(Task data):
◆ ◆ ◆ ◆

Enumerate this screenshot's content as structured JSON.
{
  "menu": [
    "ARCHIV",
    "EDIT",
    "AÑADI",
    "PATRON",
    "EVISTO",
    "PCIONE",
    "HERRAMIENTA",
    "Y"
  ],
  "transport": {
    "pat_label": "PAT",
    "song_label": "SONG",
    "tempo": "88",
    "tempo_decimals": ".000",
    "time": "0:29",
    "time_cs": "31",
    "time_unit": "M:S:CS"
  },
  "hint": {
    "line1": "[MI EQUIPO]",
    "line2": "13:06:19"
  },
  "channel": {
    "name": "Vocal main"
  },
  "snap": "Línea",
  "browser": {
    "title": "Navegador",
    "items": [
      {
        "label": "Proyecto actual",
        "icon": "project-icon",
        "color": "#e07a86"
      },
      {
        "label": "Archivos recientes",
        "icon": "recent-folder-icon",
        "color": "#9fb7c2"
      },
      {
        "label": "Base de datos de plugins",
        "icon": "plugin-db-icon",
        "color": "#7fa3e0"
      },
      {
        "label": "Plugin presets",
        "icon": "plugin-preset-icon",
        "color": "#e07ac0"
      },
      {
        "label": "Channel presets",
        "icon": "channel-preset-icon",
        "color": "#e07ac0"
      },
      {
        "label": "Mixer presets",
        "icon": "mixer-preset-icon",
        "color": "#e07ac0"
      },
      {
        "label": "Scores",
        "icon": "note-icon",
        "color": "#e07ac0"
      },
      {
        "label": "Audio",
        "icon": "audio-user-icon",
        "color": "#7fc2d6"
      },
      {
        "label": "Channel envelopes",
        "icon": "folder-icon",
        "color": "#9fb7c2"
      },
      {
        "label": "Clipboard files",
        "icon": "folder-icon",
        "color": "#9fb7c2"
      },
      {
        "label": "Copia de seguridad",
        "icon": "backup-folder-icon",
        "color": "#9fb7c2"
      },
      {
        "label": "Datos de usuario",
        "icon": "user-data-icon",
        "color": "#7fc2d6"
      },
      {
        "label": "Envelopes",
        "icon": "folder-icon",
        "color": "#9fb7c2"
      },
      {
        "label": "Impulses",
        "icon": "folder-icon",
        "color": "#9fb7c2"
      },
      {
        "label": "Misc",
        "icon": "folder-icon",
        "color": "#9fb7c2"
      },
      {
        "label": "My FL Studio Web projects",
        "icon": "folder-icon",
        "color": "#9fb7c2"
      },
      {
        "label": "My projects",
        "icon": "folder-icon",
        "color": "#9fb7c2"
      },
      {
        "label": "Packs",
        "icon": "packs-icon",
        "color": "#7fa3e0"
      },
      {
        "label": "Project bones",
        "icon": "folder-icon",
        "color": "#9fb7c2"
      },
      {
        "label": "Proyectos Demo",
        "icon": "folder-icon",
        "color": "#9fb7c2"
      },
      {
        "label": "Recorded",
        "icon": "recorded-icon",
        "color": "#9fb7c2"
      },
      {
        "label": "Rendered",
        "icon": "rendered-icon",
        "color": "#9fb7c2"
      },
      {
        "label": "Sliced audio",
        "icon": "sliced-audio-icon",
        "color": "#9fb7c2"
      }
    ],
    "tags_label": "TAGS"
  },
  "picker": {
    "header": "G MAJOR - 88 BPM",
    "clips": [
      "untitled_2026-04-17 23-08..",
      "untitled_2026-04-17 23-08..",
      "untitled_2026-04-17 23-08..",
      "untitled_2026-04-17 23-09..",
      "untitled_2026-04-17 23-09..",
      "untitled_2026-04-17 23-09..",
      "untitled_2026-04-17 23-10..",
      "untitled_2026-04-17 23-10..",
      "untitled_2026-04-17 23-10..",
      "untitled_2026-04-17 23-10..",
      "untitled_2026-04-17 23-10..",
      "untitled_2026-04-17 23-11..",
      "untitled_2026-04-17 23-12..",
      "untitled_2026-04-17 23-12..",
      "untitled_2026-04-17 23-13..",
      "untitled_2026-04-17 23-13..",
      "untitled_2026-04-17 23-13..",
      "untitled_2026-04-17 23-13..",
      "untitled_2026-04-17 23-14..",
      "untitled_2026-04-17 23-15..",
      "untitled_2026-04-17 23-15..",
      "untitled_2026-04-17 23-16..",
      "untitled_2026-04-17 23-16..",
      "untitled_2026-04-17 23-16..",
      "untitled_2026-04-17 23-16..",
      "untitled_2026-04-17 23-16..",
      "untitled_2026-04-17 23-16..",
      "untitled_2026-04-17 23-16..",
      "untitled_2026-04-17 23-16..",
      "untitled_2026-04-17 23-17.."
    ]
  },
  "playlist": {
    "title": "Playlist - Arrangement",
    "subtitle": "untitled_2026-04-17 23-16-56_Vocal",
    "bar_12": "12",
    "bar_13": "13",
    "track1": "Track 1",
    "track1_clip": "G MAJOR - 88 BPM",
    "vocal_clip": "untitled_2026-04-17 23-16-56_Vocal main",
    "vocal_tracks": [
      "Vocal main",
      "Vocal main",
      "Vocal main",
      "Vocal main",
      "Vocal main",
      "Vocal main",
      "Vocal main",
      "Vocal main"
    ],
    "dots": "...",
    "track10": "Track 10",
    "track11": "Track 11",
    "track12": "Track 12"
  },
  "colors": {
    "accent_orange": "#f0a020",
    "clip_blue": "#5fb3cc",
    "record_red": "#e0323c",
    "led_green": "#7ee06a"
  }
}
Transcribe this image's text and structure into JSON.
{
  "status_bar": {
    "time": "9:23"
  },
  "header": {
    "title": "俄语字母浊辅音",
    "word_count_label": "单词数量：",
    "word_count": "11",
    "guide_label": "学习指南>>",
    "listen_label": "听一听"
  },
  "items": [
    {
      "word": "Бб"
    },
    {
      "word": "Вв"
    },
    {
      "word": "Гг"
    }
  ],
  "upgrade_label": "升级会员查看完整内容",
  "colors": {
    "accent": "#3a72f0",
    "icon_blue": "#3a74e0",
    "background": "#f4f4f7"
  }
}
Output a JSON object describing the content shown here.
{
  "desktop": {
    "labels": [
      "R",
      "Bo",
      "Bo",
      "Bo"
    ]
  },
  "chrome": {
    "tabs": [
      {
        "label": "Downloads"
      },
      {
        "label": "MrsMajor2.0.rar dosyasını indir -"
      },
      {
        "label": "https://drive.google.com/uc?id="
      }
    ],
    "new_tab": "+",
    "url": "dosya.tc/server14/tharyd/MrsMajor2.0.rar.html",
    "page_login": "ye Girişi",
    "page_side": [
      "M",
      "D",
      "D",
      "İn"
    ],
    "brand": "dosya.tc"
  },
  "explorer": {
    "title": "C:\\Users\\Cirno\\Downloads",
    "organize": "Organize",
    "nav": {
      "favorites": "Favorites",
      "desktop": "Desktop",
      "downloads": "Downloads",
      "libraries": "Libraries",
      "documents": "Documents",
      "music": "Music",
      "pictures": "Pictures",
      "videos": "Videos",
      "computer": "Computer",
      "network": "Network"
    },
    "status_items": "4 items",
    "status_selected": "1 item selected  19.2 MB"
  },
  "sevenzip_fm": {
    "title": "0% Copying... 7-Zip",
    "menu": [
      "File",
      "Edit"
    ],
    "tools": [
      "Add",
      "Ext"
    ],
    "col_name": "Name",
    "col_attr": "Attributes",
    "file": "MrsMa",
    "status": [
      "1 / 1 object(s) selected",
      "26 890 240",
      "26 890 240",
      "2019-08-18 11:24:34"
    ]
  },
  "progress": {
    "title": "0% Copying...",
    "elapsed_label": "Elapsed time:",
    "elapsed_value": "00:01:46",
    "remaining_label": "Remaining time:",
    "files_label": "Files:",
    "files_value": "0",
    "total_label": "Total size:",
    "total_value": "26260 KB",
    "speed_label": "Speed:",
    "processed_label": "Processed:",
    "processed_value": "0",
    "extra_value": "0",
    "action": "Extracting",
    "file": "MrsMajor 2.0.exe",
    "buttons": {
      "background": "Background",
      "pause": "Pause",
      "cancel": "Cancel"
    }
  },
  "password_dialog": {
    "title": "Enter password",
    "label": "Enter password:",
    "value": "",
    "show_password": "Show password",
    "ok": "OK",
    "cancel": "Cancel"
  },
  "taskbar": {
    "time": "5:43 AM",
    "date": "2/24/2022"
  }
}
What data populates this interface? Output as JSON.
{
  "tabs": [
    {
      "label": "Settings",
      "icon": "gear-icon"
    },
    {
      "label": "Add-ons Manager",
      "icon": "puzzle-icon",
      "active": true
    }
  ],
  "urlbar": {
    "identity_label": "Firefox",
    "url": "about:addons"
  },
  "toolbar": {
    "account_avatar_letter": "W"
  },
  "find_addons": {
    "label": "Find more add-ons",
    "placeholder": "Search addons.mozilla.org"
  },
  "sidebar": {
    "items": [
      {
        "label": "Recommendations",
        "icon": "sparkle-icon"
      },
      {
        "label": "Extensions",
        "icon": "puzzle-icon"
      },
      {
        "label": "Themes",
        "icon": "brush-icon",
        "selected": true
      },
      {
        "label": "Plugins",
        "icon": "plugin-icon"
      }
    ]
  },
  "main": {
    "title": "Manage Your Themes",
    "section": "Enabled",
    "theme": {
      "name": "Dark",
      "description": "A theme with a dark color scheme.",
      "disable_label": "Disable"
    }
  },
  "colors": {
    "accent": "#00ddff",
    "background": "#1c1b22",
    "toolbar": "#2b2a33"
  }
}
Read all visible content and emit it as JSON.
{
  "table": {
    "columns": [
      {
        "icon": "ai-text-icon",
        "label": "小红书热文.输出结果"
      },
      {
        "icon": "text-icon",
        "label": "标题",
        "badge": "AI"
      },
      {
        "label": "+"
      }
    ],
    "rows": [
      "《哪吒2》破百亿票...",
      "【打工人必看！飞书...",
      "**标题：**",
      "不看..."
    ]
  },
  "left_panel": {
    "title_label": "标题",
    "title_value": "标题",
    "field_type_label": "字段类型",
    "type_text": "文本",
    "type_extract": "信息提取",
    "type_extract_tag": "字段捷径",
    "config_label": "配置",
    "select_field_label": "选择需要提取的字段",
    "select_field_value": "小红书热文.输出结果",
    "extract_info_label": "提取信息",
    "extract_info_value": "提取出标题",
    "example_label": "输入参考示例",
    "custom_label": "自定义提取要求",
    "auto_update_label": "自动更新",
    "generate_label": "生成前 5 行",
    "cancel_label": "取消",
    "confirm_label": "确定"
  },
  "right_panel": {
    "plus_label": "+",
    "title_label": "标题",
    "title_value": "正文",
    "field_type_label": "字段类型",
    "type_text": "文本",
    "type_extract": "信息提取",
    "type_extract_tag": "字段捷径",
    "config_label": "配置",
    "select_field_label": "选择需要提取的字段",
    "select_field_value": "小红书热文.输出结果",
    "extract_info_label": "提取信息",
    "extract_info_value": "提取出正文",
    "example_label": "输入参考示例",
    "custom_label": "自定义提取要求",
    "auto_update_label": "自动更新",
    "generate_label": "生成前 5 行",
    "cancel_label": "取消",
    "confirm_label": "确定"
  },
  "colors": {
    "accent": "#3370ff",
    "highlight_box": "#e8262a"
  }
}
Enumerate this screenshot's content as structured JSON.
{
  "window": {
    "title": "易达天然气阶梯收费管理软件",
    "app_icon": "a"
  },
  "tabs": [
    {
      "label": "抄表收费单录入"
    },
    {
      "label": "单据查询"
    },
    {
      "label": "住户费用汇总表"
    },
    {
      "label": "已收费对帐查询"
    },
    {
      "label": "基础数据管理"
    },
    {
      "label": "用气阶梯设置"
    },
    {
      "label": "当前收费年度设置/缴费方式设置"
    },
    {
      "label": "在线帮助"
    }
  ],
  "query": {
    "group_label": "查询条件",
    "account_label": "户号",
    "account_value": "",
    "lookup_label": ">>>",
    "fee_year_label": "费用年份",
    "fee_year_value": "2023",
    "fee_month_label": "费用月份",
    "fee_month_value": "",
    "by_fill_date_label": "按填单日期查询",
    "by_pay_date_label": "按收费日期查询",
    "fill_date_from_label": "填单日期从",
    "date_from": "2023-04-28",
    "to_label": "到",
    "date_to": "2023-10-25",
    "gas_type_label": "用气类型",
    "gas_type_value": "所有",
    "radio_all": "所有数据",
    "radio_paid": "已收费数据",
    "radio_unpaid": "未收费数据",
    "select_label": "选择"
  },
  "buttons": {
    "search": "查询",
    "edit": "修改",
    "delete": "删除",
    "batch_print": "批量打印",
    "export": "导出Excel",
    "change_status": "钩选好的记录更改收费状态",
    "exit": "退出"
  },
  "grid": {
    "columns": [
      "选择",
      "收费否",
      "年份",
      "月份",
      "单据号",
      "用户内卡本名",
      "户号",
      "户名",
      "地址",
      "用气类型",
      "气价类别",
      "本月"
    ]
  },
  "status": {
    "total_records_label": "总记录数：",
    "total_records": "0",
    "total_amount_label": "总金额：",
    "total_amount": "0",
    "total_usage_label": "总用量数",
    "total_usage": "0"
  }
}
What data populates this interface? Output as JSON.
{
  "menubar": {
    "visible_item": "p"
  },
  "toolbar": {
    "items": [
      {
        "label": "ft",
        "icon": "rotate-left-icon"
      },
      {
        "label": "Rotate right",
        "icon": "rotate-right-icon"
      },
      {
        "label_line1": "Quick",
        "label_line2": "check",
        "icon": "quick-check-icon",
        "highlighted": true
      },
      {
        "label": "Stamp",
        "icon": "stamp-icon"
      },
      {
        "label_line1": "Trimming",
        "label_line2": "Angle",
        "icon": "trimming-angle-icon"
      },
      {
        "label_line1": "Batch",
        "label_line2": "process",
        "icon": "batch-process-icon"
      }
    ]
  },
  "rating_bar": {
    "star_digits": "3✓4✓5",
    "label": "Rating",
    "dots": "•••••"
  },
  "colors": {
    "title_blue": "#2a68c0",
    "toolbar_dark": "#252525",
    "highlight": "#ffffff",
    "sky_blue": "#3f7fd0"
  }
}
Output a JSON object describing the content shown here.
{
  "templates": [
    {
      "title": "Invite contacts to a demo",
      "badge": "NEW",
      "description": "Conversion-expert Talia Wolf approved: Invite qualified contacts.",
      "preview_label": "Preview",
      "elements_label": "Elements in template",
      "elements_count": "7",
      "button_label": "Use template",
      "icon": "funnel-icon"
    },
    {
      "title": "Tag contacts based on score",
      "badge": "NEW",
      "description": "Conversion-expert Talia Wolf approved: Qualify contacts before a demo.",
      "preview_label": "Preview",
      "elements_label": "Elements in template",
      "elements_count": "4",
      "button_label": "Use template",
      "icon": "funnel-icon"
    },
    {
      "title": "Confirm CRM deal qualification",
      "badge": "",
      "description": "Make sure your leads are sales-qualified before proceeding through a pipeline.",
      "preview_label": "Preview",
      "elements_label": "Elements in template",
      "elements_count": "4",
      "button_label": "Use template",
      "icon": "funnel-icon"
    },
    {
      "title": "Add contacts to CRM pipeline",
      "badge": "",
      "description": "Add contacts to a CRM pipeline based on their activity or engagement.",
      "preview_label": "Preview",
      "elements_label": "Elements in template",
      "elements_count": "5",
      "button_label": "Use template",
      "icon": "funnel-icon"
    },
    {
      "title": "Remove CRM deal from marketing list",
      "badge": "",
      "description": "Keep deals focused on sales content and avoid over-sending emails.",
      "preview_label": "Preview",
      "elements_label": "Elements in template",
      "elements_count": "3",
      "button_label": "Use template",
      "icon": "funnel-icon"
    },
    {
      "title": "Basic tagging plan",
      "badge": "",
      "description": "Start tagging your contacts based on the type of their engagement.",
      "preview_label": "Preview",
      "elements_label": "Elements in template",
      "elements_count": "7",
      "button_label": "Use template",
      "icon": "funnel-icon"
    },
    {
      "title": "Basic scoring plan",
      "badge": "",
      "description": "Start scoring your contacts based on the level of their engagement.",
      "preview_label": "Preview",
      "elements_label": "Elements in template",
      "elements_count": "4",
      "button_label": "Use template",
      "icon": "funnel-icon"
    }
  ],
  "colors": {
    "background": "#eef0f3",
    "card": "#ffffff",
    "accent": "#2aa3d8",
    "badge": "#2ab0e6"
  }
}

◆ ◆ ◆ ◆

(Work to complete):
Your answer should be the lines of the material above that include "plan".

(Solved problem):
      "title": "Basic tagging plan",
      "title": "Basic scoring plan",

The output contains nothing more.